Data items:
=== Begin Enclosure ===

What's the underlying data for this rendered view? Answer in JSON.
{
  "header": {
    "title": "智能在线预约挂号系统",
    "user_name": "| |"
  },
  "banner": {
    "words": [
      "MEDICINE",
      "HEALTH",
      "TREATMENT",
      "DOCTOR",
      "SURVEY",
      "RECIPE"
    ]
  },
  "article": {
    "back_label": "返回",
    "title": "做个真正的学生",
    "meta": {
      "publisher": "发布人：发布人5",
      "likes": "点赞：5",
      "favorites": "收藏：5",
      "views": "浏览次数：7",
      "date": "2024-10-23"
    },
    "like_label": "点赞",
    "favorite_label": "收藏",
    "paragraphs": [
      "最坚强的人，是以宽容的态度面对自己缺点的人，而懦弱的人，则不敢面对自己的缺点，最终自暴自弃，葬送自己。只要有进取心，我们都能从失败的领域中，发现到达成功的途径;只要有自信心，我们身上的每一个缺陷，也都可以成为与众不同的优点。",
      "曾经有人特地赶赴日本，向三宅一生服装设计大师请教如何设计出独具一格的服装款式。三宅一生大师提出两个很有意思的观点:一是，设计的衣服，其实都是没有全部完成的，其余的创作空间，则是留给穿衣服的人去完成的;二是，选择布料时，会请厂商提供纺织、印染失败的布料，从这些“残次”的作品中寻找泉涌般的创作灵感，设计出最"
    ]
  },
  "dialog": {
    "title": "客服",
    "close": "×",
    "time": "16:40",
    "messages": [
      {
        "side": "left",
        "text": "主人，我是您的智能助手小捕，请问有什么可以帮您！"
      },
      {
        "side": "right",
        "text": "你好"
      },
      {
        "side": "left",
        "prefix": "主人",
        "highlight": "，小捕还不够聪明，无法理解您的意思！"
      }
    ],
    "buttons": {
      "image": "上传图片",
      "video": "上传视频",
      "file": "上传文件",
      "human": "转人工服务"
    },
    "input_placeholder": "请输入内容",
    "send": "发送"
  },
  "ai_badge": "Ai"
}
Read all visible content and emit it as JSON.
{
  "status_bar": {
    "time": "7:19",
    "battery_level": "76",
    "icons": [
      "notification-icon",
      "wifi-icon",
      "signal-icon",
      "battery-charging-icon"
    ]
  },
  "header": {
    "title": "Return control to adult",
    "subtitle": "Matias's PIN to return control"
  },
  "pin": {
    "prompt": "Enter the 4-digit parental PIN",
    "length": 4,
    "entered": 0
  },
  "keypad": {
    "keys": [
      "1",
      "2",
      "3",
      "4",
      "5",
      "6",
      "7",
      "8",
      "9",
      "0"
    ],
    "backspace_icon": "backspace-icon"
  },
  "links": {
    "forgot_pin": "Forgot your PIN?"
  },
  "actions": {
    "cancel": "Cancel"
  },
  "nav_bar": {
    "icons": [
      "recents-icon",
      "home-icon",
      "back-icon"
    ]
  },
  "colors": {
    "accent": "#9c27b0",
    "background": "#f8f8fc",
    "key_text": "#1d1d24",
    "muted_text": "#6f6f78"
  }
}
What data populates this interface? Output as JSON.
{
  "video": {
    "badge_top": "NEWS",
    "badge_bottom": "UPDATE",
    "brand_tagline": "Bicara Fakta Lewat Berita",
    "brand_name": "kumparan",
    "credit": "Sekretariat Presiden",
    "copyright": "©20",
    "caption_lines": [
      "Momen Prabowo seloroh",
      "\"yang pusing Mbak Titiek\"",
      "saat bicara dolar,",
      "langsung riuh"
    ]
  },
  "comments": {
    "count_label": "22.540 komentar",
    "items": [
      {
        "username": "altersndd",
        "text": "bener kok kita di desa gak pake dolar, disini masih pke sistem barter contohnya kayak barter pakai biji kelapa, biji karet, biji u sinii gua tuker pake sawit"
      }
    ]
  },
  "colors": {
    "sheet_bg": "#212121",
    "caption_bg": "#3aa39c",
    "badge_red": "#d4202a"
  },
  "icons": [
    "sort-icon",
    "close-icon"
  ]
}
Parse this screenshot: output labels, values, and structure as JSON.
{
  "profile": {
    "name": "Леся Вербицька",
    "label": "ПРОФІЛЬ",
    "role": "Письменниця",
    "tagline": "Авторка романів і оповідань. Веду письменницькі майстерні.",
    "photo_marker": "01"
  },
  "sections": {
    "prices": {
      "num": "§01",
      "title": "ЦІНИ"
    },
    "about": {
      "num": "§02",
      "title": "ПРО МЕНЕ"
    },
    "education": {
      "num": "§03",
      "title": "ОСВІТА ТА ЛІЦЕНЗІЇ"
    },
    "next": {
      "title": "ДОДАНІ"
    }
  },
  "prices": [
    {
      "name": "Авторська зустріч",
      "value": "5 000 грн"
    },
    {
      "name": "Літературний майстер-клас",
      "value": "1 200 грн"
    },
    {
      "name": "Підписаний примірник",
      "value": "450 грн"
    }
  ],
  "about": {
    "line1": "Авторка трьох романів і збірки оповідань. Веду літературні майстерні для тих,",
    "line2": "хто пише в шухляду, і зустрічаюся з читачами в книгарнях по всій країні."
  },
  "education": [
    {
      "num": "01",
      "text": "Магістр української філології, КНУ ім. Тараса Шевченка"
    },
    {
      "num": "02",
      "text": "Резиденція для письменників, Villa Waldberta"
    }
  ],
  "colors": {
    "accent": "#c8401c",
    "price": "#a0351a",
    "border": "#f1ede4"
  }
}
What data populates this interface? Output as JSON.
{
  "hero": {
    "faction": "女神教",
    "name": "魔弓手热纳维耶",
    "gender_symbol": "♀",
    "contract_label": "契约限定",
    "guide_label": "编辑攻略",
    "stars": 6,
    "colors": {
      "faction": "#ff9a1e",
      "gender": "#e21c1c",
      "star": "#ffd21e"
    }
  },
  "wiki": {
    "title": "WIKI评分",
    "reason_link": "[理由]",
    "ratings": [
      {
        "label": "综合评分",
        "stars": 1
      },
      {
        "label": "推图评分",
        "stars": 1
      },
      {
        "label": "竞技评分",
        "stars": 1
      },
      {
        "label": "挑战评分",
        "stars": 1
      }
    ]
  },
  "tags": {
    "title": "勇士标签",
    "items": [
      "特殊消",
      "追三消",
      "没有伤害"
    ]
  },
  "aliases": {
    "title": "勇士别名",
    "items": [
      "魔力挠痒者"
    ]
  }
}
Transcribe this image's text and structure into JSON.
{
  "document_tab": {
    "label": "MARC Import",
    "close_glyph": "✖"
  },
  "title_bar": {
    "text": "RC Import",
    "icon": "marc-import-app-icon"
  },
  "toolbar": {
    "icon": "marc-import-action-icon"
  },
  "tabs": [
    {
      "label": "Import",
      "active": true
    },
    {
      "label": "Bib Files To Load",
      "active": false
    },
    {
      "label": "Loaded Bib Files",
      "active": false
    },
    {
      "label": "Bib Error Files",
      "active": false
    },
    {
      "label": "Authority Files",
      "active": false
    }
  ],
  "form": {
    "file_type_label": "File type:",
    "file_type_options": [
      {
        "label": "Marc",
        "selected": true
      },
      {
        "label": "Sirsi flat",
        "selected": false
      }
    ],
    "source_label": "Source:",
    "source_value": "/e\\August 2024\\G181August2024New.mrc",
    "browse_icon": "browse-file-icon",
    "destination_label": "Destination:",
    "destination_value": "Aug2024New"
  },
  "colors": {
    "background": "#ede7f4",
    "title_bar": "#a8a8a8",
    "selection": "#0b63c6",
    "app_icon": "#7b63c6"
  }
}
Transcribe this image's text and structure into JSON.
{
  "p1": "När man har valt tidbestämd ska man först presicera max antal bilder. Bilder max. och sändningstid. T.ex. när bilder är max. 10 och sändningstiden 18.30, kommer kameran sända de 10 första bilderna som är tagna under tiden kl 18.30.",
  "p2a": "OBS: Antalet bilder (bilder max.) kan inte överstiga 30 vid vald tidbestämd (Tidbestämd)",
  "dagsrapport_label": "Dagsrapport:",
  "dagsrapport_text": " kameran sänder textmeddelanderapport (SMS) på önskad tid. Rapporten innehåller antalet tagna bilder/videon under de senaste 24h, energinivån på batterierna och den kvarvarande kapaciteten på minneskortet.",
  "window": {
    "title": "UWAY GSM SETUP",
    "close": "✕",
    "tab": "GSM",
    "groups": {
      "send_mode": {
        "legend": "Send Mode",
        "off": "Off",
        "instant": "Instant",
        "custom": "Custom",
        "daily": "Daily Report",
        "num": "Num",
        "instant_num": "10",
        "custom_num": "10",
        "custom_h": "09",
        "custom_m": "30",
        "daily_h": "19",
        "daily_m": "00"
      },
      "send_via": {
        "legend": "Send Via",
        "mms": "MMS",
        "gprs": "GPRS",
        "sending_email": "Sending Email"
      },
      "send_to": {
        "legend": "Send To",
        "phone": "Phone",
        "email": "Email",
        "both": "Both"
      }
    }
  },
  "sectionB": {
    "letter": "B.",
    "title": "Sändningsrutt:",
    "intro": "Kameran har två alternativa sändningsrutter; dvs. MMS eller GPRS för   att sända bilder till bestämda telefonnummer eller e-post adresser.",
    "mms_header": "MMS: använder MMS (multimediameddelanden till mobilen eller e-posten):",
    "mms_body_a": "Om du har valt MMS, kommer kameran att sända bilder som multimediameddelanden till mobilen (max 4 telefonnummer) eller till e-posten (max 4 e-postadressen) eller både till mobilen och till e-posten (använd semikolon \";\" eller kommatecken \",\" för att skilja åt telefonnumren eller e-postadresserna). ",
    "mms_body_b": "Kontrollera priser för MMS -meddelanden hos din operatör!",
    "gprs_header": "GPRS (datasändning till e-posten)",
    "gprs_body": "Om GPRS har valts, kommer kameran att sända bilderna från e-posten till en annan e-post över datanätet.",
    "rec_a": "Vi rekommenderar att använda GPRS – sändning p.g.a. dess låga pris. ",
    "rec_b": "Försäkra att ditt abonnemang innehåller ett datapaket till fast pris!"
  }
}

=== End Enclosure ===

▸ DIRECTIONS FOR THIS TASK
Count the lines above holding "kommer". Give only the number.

▸ TASK RESULT
3